### YOUR INSTRUCTIONS
Read the entries below and pull out each line with the string "heading".

### ENTRIES PROVIDED
BEGIN

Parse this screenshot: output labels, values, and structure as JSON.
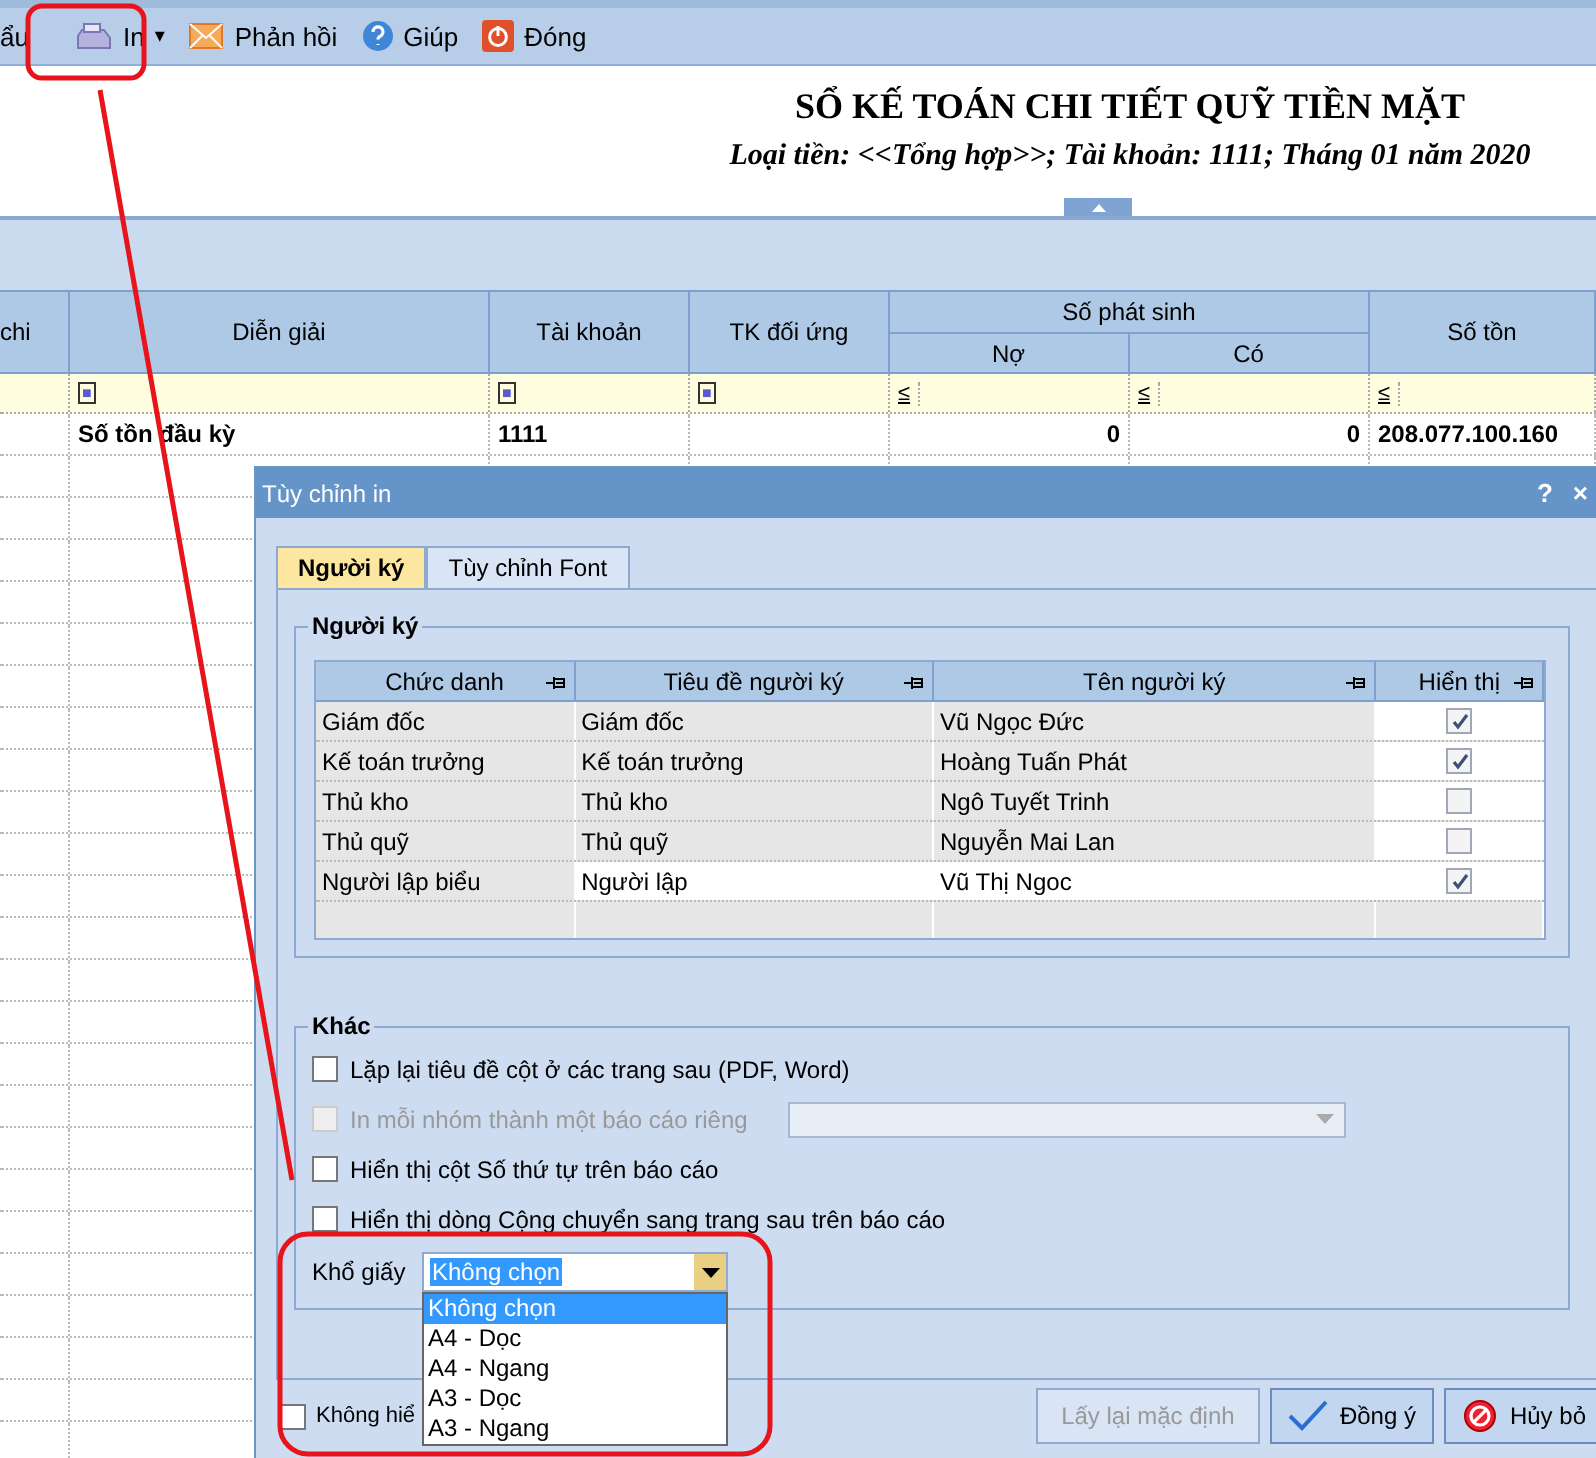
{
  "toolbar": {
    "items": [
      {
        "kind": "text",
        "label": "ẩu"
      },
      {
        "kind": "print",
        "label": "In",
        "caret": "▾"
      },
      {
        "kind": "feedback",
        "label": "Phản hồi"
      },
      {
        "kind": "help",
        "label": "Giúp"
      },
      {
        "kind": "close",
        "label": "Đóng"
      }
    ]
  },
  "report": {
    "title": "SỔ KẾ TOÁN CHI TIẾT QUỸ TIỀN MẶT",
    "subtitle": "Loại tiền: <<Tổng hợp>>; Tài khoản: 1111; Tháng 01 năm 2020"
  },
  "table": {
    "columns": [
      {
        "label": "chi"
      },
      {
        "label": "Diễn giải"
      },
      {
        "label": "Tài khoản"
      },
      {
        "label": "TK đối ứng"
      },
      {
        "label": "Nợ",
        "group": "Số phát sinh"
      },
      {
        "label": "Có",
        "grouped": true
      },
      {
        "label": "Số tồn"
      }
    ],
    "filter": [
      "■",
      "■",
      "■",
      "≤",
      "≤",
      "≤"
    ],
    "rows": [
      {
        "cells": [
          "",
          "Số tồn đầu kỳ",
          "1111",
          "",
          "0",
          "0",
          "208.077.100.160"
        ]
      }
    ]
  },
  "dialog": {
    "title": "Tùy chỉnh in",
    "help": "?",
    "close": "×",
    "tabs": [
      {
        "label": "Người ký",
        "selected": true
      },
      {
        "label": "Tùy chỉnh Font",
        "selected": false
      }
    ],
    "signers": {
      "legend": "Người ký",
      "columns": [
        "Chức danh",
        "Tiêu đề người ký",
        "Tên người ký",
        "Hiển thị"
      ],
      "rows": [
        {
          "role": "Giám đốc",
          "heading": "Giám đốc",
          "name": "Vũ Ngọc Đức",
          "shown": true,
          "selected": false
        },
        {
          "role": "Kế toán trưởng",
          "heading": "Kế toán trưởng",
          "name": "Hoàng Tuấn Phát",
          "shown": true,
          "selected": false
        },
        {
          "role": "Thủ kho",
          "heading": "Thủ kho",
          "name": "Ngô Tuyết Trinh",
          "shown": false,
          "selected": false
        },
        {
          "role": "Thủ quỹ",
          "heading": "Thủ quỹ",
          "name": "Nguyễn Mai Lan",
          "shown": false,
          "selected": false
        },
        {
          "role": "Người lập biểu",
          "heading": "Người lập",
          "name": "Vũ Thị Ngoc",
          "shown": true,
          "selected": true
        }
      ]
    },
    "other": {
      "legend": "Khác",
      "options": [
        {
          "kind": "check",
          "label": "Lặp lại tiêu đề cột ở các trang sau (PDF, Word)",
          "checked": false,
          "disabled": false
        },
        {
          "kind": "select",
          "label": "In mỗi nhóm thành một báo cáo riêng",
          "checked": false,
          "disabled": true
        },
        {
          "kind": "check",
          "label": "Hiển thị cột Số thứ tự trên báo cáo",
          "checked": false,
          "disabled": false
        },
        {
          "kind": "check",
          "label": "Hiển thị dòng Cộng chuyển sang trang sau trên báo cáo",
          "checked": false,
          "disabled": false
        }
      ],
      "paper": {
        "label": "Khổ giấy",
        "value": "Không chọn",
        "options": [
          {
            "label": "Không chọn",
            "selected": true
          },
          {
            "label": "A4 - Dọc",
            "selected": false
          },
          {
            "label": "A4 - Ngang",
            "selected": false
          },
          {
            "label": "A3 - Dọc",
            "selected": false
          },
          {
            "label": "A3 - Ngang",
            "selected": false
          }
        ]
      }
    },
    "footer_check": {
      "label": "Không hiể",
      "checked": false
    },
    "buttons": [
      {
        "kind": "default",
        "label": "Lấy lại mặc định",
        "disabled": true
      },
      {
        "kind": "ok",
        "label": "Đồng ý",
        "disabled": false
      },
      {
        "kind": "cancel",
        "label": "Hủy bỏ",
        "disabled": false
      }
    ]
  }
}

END

### RESPONSE TO THIS EXERCISE
          "heading": "Giám đốc",
          "heading": "Kế toán trưởng",
          "heading": "Thủ kho",
          "heading": "Thủ quỹ",
          "heading": "Người lập",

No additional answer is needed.